Good day for two service projects

Friday, June 10, was a beautiful day for BikeNewark volunteers to engage in a couple bike-related service projects.

At John R. Downes Elementary School on Casho Mill Road, three BikeNewark volunteers joined those from partnering groups to assemble and install new bike racks.

photo of volunteers assembling bike racks
photo of volunteers anchoring bike racks

At a recent BikeNewark meeting, BikeNewark’s Helga Huntley, who is on the city’s Conservation Advisory Council (CAC), asked for suggestions for additional CAC funds. Heather Dunigan, who represents both the Wilmington Area Planning Council (WILMAPCO) and the Newark Bike Project, suggested using funds for bike racks for local schools.

photo of bike racks at north end of school

Huntley’s husband Dave, who works at the University of Delaware’s Center for Environmental Monitoring & Analysis, made arrangements with the school to receive the order and organize the work crew. The City’s Jayme Gravell and Jeff Martindale and BikeNewark‘s Bob McBride and Mark Deshon joined the Huntleys to assemble and install the new racks, two adjoining racks on the southeast corner, adjacent to the school gym, and two on the northeast corner of the school.

photo of new signage for Christina Valley Stream Trail
close-up of signpost at the Church Road trailhead

Another project that was being completed today involved installation of wayfinding signage along the Christina Valley Stream Trail, from its north trailhead at Church Road to Rittenhouse Park.

BikeNewark’s Dave Saunders had worked with the Wilmington Trail Club’s Gary Kirk and Delaware State Parks’ David Bartoo to design the signage for this natural surface, single-path bike-ped trail that runs follows the Christina River in Newark.

Months earlier, the posts had been set. Today, Saunders and Kirk were adding the new wayfinding signage sleeves, which completes the project.

photo of signage at junction of trail and Downes footbridge
signage at junction of trail and Downes School footbridge

Although this trail is unsuitable for road bikes, those with mountain bikes can access this trail where it intersects BikeNewark’s Southwest Bikeway on the south side of the bikeway’s bike-ped bridge over the Christina River.

Exercise in Newark while social distancing

Check out Newark’s low-stress Central Loop Bikeway.

photo of bicyclists on Central Loop (Pomeroy Trail)Feeling restless at home? Want to get some outdoor exercise at appropriate social distances?
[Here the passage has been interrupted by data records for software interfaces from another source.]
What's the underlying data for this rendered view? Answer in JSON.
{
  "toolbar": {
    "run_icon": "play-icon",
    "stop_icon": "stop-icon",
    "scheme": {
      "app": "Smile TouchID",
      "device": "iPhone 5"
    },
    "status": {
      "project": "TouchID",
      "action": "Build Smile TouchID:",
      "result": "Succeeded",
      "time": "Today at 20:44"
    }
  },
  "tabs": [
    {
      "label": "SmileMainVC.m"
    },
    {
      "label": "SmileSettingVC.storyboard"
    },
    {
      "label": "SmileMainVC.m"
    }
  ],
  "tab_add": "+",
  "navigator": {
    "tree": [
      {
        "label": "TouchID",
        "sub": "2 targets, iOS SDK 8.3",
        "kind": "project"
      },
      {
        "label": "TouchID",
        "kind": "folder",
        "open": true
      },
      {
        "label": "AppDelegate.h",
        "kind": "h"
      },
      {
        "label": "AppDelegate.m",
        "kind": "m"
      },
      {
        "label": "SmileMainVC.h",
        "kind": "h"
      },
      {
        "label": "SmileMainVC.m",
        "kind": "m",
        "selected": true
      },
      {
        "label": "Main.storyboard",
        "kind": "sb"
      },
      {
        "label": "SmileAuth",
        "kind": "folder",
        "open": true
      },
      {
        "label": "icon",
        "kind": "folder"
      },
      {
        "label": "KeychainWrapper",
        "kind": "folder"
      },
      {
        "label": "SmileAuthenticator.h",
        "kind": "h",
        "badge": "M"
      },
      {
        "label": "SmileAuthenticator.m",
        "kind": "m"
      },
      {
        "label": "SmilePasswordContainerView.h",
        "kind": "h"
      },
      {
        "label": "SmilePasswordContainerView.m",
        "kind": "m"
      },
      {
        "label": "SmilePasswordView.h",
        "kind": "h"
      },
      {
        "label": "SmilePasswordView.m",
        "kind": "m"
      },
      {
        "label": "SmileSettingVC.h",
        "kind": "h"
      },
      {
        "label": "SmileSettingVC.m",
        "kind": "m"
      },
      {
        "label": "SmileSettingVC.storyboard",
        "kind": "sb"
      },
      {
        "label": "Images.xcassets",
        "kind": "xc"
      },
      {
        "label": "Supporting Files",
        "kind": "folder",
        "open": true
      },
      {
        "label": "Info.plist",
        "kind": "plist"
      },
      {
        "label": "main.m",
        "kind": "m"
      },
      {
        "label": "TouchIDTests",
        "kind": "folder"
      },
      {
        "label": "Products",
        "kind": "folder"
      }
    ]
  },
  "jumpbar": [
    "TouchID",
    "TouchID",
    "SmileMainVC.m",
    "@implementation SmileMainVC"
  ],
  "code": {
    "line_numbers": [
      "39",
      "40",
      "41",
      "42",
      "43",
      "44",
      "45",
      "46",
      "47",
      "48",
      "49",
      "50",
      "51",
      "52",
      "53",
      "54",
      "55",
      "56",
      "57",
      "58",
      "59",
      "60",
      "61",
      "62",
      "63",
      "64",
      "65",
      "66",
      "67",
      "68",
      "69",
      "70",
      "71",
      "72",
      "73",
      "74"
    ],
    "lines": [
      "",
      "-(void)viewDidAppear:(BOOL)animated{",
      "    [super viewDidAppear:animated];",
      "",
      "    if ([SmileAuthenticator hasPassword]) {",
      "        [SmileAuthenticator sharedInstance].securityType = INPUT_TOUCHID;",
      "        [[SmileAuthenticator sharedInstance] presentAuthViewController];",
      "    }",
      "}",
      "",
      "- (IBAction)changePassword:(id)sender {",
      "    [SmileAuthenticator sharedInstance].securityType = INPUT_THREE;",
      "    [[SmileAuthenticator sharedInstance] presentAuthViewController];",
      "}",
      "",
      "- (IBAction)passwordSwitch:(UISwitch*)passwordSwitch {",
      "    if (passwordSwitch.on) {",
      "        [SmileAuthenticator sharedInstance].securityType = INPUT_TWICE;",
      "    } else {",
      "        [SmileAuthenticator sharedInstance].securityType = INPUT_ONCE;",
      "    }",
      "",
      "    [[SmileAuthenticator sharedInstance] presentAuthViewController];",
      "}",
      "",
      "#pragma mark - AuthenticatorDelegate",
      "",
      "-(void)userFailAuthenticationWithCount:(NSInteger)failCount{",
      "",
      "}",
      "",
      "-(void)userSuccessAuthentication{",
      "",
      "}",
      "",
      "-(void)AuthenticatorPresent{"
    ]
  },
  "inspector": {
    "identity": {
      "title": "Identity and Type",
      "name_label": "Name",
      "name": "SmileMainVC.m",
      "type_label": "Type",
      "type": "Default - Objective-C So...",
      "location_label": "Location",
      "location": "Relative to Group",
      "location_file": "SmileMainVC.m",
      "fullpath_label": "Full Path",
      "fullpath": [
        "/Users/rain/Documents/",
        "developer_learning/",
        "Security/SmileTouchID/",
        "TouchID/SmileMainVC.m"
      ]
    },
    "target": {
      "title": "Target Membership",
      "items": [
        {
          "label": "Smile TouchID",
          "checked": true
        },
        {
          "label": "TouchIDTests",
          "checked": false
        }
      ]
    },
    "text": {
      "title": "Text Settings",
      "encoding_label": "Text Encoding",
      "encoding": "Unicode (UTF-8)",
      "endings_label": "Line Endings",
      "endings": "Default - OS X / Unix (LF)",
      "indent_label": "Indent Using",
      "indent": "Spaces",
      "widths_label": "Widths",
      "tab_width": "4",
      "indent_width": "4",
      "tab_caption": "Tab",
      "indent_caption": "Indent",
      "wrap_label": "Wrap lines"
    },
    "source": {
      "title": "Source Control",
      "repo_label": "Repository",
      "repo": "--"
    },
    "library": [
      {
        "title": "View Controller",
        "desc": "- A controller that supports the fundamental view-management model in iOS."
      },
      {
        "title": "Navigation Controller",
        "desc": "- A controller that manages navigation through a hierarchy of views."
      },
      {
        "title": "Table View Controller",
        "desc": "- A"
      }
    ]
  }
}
Consider dusting off that bike in your garage and heading out along Newark’s recently signed Central Loop Bikeway*.

Wayfinding signage was introduced along this bikeway last fall as phase 1 of a multi-year project to develop a connected network of paved roads and trails in Newark, which is designed to encourage use of low-traffic, low-stress streets and off-road multiple-use pathways (like the popular James F. Hall Trail) by bicyclists of all ages.

photo of bicyclist reading wayfinding signage on Hall TrailBikeNewark has been and is working with the City of Newark’s Department of Public Works & Water Resources staff as well as its Department of Parks & Recreation to plan a network of eight bikeways. These will enable low-stress connections to in-city destinations and trails outside of Newark (such as those in White Clay Creek State Park). BikeNewark plans for its phase 2 signs to be implemented this year, comprising three new bikeways. See Bikeways plan (PDF).

photo of wayfinding signage on Orchard Rd. northbound at Winslow Rd.Newark Bikeways will also serve as the way through Newark for the East Coast Greenway (“ECG” on the signs), a designated bicycle corridor from Maine to Florida.

Local or visiting cyclists will be able to use the Newark Bikeways system as a way to travel around Newark for shopping, work, or recreation. Bicycle-specific signs designed by the Delaware Department of Transportation (DelDOT) are placed to guide them along the mix of paved off-road trails and city streets. DelDOT generously contributed the cost of the Central Loop Bikeway signs.

Phase 2 signage is being made possible through proceeds from last September’s Community Fun Ride as well as generous contributions from former Newark Mayor (and BikeNewark member) Polly Sierer and the White Clay Bicycle Club.

BikeNewark is helping raise funds to cover costs of signage for the additional four planned Bikeways routes (phase 3). If you’re interested in helping fund this project, see BikeNewark.org/donate.

The nonprofit BikeNewark is a partnership of interested cyclists and organizations working to improve bicycling in Newark, Delaware, and a founding member of The Newark Partnership.


graphic of Central Loop Bikeway
Central Loop Bikeway

*Note: The Central Loop includes a portion of Delaware Avenue, which we understand can’t be considered “low stress” at this time and can only legally be ridden by bicycle eastbound. When DelDOT’s next major work project in Newark is complete, Delaware Avenue will feature a two-way protected bikeway, which will make the Central Loop completely low stress in both directions.